**WHAT THE EXERCISE ASKS:**
What is the number of lines in this listing that include "wird"? Answer with that number only.
START EXCERPTED RECORDS
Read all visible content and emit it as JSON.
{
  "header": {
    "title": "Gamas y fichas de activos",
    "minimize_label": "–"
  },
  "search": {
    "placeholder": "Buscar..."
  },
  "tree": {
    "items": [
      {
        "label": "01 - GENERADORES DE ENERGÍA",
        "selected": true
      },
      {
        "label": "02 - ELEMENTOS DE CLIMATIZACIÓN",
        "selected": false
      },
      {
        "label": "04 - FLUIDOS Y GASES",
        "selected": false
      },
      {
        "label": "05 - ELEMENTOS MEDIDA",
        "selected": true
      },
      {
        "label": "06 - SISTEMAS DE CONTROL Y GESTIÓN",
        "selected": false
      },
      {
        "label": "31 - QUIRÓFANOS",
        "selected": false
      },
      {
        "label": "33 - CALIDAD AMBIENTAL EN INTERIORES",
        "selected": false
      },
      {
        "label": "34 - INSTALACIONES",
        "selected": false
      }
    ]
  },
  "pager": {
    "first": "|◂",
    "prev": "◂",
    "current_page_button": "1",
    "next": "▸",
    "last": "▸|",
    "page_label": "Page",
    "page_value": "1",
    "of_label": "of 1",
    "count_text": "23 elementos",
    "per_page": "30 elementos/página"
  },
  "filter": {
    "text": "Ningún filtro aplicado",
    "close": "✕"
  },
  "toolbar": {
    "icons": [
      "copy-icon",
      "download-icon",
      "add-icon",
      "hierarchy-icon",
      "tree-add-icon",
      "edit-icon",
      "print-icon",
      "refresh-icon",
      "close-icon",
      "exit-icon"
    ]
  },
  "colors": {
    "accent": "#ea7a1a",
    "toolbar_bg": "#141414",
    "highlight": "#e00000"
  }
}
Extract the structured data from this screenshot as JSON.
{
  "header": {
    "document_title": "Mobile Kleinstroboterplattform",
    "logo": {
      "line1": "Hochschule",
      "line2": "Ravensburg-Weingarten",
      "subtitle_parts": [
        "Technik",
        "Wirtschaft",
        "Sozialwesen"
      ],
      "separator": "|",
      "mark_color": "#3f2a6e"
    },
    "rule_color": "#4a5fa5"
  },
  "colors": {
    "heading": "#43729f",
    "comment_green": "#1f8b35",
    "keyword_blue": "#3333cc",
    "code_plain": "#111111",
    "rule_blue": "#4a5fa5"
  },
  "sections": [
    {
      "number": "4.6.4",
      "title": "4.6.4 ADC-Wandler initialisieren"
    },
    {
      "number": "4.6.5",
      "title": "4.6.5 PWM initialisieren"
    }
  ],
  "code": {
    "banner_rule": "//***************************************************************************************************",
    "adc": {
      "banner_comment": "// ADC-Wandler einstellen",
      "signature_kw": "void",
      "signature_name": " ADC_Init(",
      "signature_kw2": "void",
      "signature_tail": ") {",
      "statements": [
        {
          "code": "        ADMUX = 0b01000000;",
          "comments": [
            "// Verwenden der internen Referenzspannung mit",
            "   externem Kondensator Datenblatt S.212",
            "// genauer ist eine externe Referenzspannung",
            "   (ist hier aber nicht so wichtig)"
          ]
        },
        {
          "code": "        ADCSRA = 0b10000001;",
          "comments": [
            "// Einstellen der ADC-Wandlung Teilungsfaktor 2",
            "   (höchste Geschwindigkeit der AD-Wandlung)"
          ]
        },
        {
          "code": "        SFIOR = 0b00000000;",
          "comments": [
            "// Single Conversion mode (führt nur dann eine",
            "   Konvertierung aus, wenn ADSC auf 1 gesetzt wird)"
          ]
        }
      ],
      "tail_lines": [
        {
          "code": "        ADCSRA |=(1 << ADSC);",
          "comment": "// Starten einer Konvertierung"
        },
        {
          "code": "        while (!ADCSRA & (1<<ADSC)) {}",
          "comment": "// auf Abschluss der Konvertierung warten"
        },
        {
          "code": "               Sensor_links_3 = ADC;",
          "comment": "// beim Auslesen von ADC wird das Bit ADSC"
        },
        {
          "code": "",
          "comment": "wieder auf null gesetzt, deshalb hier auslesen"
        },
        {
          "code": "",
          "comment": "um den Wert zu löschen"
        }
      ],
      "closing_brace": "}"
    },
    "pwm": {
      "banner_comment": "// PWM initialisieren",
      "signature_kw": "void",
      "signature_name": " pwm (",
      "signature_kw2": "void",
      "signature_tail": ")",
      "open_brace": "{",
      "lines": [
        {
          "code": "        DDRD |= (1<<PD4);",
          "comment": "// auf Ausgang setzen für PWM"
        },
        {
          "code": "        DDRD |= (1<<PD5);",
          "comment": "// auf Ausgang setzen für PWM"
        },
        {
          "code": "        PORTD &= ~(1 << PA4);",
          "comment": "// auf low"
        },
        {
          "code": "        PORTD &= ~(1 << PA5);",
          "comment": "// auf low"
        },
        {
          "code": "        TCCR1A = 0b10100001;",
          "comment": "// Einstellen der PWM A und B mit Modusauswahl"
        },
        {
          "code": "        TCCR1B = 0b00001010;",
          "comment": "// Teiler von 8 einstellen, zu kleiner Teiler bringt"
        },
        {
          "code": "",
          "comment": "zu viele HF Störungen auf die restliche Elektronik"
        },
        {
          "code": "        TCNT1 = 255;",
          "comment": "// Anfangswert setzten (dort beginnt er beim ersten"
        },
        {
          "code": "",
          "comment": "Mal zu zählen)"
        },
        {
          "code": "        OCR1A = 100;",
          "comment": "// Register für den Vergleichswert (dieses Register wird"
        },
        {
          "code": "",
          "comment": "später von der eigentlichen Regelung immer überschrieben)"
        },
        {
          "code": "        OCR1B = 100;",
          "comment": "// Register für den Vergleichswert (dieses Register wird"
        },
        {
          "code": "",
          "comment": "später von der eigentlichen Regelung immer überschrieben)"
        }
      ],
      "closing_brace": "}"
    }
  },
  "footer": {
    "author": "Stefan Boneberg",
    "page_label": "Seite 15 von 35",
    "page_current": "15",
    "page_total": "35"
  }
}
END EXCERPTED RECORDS
**EXERCISE OUTPUT:**
4